• Work required: In this exercise, reproduce all the entries that follow exactly.

• Input records:
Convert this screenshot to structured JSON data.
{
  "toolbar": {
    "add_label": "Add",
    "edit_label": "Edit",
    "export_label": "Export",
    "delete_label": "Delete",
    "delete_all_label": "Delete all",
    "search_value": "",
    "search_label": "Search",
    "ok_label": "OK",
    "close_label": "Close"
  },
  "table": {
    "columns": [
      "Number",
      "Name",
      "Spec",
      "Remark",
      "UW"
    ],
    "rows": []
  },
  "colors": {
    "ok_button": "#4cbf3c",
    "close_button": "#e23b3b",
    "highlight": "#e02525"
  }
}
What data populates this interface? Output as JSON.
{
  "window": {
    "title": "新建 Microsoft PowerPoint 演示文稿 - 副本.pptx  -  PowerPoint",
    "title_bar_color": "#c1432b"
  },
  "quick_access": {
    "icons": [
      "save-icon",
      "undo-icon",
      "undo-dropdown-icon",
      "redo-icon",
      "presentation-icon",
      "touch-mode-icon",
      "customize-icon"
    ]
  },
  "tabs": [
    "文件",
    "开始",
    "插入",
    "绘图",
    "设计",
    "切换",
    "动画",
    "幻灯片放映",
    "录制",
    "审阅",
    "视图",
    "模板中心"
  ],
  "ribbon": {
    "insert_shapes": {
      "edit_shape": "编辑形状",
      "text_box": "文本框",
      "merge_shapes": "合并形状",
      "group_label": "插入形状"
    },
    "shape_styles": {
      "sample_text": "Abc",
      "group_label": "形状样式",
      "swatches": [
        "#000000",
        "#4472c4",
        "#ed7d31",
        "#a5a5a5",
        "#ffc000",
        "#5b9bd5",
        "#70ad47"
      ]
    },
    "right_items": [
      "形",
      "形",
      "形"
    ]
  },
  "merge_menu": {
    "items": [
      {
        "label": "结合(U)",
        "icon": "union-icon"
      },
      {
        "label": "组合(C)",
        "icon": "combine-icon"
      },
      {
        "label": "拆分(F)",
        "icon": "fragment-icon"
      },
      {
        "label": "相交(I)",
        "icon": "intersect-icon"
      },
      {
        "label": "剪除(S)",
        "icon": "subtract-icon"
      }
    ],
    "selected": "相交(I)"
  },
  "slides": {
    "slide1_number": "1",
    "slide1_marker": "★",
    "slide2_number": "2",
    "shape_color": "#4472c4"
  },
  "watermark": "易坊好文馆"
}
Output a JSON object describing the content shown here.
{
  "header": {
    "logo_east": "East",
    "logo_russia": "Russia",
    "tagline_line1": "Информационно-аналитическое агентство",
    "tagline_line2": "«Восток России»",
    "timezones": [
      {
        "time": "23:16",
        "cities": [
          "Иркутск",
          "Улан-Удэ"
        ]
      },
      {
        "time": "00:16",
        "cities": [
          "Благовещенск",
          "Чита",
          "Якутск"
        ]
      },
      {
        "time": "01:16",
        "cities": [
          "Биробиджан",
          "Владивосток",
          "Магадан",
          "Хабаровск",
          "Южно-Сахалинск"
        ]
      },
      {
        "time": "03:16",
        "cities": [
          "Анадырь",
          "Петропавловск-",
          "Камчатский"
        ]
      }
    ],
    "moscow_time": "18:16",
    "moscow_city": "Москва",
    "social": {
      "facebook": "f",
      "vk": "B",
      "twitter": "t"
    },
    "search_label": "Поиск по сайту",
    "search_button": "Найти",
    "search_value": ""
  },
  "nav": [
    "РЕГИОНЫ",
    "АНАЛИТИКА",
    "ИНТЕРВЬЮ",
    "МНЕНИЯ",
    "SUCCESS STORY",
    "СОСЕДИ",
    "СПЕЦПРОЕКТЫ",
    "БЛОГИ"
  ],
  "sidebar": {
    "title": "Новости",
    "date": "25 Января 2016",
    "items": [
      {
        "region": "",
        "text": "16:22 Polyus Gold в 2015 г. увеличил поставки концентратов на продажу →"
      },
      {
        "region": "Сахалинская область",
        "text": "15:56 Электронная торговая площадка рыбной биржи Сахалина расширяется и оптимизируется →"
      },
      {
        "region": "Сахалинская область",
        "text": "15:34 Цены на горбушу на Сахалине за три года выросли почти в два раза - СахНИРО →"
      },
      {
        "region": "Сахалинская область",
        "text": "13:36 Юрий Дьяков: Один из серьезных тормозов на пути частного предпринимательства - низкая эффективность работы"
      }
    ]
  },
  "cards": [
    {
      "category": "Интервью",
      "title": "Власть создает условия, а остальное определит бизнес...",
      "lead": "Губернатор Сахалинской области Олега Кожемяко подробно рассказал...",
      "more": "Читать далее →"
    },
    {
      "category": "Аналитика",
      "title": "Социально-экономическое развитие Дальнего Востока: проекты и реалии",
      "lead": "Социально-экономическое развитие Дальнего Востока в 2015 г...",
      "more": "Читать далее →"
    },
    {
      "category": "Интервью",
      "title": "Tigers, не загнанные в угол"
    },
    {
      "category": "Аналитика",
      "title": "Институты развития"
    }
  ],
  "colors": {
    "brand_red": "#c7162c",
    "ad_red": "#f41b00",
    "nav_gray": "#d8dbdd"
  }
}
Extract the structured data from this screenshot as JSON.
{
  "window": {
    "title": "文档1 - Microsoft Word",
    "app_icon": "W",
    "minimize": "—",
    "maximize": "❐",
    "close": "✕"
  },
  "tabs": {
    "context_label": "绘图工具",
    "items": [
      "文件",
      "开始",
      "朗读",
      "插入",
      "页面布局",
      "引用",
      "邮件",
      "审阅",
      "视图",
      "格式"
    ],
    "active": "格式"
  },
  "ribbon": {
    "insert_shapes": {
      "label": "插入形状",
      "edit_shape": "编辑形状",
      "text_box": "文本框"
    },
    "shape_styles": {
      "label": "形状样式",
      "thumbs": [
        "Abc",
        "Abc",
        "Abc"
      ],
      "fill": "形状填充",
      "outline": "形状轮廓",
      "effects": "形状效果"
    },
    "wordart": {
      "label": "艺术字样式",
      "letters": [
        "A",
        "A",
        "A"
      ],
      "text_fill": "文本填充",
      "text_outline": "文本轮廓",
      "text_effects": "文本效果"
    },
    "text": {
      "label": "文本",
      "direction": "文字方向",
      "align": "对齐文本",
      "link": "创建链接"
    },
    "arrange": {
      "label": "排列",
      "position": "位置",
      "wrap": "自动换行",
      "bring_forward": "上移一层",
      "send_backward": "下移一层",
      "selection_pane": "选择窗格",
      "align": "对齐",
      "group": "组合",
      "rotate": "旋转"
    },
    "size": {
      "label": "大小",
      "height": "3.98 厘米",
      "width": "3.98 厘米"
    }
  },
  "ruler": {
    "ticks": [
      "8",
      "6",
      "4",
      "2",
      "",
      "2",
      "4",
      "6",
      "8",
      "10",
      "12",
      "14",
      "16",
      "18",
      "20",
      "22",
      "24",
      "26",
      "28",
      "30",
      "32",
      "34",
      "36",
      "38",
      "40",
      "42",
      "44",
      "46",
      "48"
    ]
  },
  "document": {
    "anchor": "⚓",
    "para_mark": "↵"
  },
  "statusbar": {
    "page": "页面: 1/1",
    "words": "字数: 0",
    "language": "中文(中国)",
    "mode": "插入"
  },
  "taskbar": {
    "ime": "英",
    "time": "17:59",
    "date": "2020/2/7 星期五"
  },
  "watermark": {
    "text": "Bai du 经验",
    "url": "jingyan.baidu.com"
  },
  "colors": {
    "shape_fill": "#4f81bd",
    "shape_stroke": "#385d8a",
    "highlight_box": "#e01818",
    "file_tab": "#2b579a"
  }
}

• Exercise solution:
Convert this screenshot to structured JSON data.
{
  "toolbar": {
    "add_label": "Add",
    "edit_label": "Edit",
    "export_label": "Export",
    "delete_label": "Delete",
    "delete_all_label": "Delete all",
    "search_value": "",
    "search_label": "Search",
    "ok_label": "OK",
    "close_label": "Close"
  },
  "table": {
    "columns": [
      "Number",
      "Name",
      "Spec",
      "Remark",
      "UW"
    ],
    "rows": []
  },
  "colors": {
    "ok_button": "#4cbf3c",
    "close_button": "#e23b3b",
    "highlight": "#e02525"
  }
}
What data populates this interface? Output as JSON.
{
  "window": {
    "title": "新建 Microsoft PowerPoint 演示文稿 - 副本.pptx  -  PowerPoint",
    "title_bar_color": "#c1432b"
  },
  "quick_access": {
    "icons": [
      "save-icon",
      "undo-icon",
      "undo-dropdown-icon",
      "redo-icon",
      "presentation-icon",
      "touch-mode-icon",
      "customize-icon"
    ]
  },
  "tabs": [
    "文件",
    "开始",
    "插入",
    "绘图",
    "设计",
    "切换",
    "动画",
    "幻灯片放映",
    "录制",
    "审阅",
    "视图",
    "模板中心"
  ],
  "ribbon": {
    "insert_shapes": {
      "edit_shape": "编辑形状",
      "text_box": "文本框",
      "merge_shapes": "合并形状",
      "group_label": "插入形状"
    },
    "shape_styles": {
      "sample_text": "Abc",
      "group_label": "形状样式",
      "swatches": [
        "#000000",
        "#4472c4",
        "#ed7d31",
        "#a5a5a5",
        "#ffc000",
        "#5b9bd5",
        "#70ad47"
      ]
    },
    "right_items": [
      "形",
      "形",
      "形"
    ]
  },
  "merge_menu": {
    "items": [
      {
        "label": "结合(U)",
        "icon": "union-icon"
      },
      {
        "label": "组合(C)",
        "icon": "combine-icon"
      },
      {
        "label": "拆分(F)",
        "icon": "fragment-icon"
      },
      {
        "label": "相交(I)",
        "icon": "intersect-icon"
      },
      {
        "label": "剪除(S)",
        "icon": "subtract-icon"
      }
    ],
    "selected": "相交(I)"
  },
  "slides": {
    "slide1_number": "1",
    "slide1_marker": "★",
    "slide2_number": "2",
    "shape_color": "#4472c4"
  },
  "watermark": "易坊好文馆"
}
Output a JSON object describing the content shown here.
{
  "header": {
    "logo_east": "East",
    "logo_russia": "Russia",
    "tagline_line1": "Информационно-аналитическое агентство",
    "tagline_line2": "«Восток России»",
    "timezones": [
      {
        "time": "23:16",
        "cities": [
          "Иркутск",
          "Улан-Удэ"
        ]
      },
      {
        "time": "00:16",
        "cities": [
          "Благовещенск",
          "Чита",
          "Якутск"
        ]
      },
      {
        "time": "01:16",
        "cities": [
          "Биробиджан",
          "Владивосток",
          "Магадан",
          "Хабаровск",
          "Южно-Сахалинск"
        ]
      },
      {
        "time": "03:16",
        "cities": [
          "Анадырь",
          "Петропавловск-",
          "Камчатский"
        ]
      }
    ],
    "moscow_time": "18:16",
    "moscow_city": "Москва",
    "social": {
      "facebook": "f",
      "vk": "B",
      "twitter": "t"
    },
    "search_label": "Поиск по сайту",
    "search_button": "Найти",
    "search_value": ""
  },
  "nav": [
    "РЕГИОНЫ",
    "АНАЛИТИКА",
    "ИНТЕРВЬЮ",
    "МНЕНИЯ",
    "SUCCESS STORY",
    "СОСЕДИ",
    "СПЕЦПРОЕКТЫ",
    "БЛОГИ"
  ],
  "sidebar": {
    "title": "Новости",
    "date": "25 Января 2016",
    "items": [
      {
        "region": "",
        "text": "16:22 Polyus Gold в 2015 г. увеличил поставки концентратов на продажу →"
      },
      {
        "region": "Сахалинская область",
        "text": "15:56 Электронная торговая площадка рыбной биржи Сахалина расширяется и оптимизируется →"
      },
      {
        "region": "Сахалинская область",
        "text": "15:34 Цены на горбушу на Сахалине за три года выросли почти в два раза - СахНИРО →"
      },
      {
        "region": "Сахалинская область",
        "text": "13:36 Юрий Дьяков: Один из серьезных тормозов на пути частного предпринимательства - низкая эффективность работы"
      }
    ]
  },
  "cards": [
    {
      "category": "Интервью",
      "title": "Власть создает условия, а остальное определит бизнес...",
      "lead": "Губернатор Сахалинской области Олега Кожемяко подробно рассказал...",
      "more": "Читать далее →"
    },
    {
      "category": "Аналитика",
      "title": "Социально-экономическое развитие Дальнего Востока: проекты и реалии",
      "lead": "Социально-экономическое развитие Дальнего Востока в 2015 г...",
      "more": "Читать далее →"
    },
    {
      "category": "Интервью",
      "title": "Tigers, не загнанные в угол"
    },
    {
      "category": "Аналитика",
      "title": "Институты развития"
    }
  ],
  "colors": {
    "brand_red": "#c7162c",
    "ad_red": "#f41b00",
    "nav_gray": "#d8dbdd"
  }
}
Extract the structured data from this screenshot as JSON.
{
  "window": {
    "title": "文档1 - Microsoft Word",
    "app_icon": "W",
    "minimize": "—",
    "maximize": "❐",
    "close": "✕"
  },
  "tabs": {
    "context_label": "绘图工具",
    "items": [
      "文件",
      "开始",
      "朗读",
      "插入",
      "页面布局",
      "引用",
      "邮件",
      "审阅",
      "视图",
      "格式"
    ],
    "active": "格式"
  },
  "ribbon": {
    "insert_shapes": {
      "label": "插入形状",
      "edit_shape": "编辑形状",
      "text_box": "文本框"
    },
    "shape_styles": {
      "label": "形状样式",
      "thumbs": [
        "Abc",
        "Abc",
        "Abc"
      ],
      "fill": "形状填充",
      "outline": "形状轮廓",
      "effects": "形状效果"
    },
    "wordart": {
      "label": "艺术字样式",
      "letters": [
        "A",
        "A",
        "A"
      ],
      "text_fill": "文本填充",
      "text_outline": "文本轮廓",
      "text_effects": "文本效果"
    },
    "text": {
      "label": "文本",
      "direction": "文字方向",
      "align": "对齐文本",
      "link": "创建链接"
    },
    "arrange": {
      "label": "排列",
      "position": "位置",
      "wrap": "自动换行",
      "bring_forward": "上移一层",
      "send_backward": "下移一层",
      "selection_pane": "选择窗格",
      "align": "对齐",
      "group": "组合",
      "rotate": "旋转"
    },
    "size": {
      "label": "大小",
      "height": "3.98 厘米",
      "width": "3.98 厘米"
    }
  },
  "ruler": {
    "ticks": [
      "8",
      "6",
      "4",
      "2",
      "",
      "2",
      "4",
      "6",
      "8",
      "10",
      "12",
      "14",
      "16",
      "18",
      "20",
      "22",
      "24",
      "26",
      "28",
      "30",
      "32",
      "34",
      "36",
      "38",
      "40",
      "42",
      "44",
      "46",
      "48"
    ]
  },
  "document": {
    "anchor": "⚓",
    "para_mark": "↵"
  },
  "statusbar": {
    "page": "页面: 1/1",
    "words": "字数: 0",
    "language": "中文(中国)",
    "mode": "插入"
  },
  "taskbar": {
    "ime": "英",
    "time": "17:59",
    "date": "2020/2/7 星期五"
  },
  "watermark": {
    "text": "Bai du 经验",
    "url": "jingyan.baidu.com"
  },
  "colors": {
    "shape_fill": "#4f81bd",
    "shape_stroke": "#385d8a",
    "highlight_box": "#e01818",
    "file_tab": "#2b579a"
  }
}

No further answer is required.